“Ben shows up and he just listens to her. He doesn’t judge. He just accepts her and brings a level of calm. All the things she’s afraid other people find off-putting, he sees as indicators of someone of value. He may have wanted to be needed but it turns out she needed him too.”
“The friendship that gradually forms between Ben and Jules is what kept me writing,” Nancy attested. “It’s their personal connection that drives this story.”
Fortunately, the director never attempted to bring any overtures of May-December romance between Ben and Jules. Between them, a platonic and professional relationship is more credible.
However, at some point, “The Intern” comes across as a too smooth, too smug, workplace farce. Conflict is the root of drama. But there isn’t much of it here, really, not even the kind of inter-generational sparks which it promised, the kind that takes characters over the edge, or very close to it.
Everything’s a little too perfect. While there’s a hint that not all is well in paradise – in Jules’ home front, specifically, towards the end, even this was resolved conveniently before the credits rolled out.
Nevertheless, Ann and Bob’s natural chemistry established a powerful dynamic between the characters they played.
“It’s this magical thing that happens if you’re lucky,” the director stressed. “It can’t be forced, it just happens. There’s just something special between Ben and Jules, and also Bob and Annie. And I believe it’s very palpable on screen.”
Indeed, it helped that the two actors admiration for each other was genuine and mutual.

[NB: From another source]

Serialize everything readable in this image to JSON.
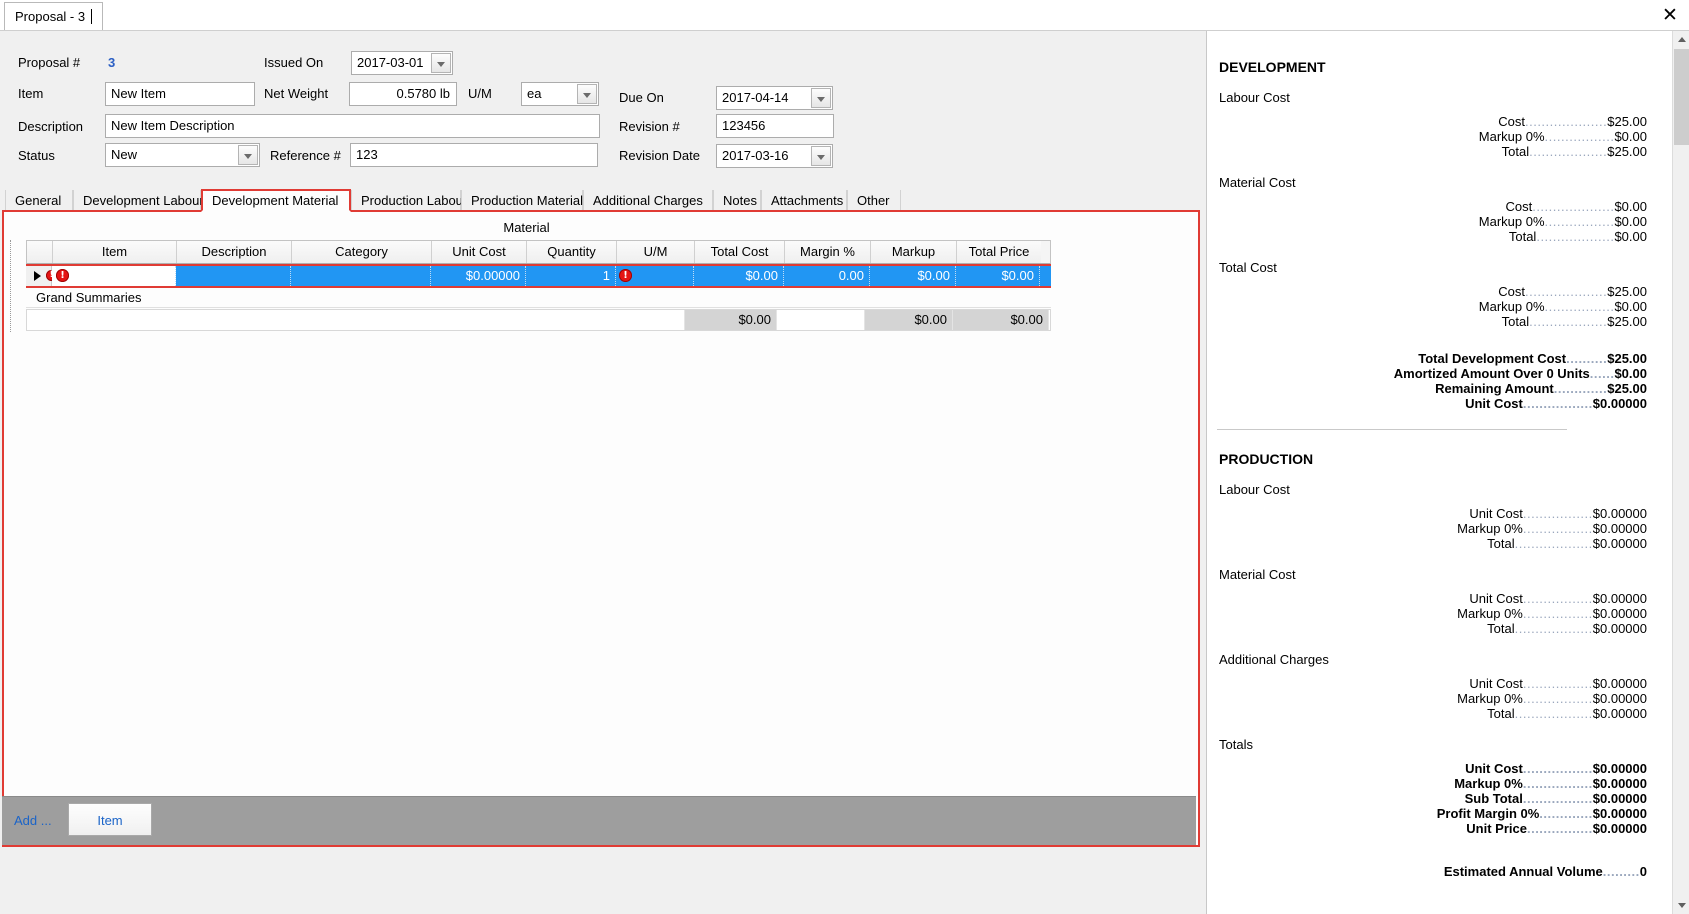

“This kind of comedy has a certain precision, with a lot of dialogue and timing,” Bob underscored. “It’s why you need a good partner and I couldn’t have had a better partner than Anne.”
“I was so fortunate to have had Bob by my side,” Anne declares. “He makes these razor sharp turns in a scene and you feel chills go through your soul because that power is so strong and so focused and you’re right next to it. But he’s so modest and so laid back and easy going, you forget for a moment that he’s one of the greatest actors who ever lived.”
“The Intern” opens across the Philippines today, Thursday, September 24, 2015.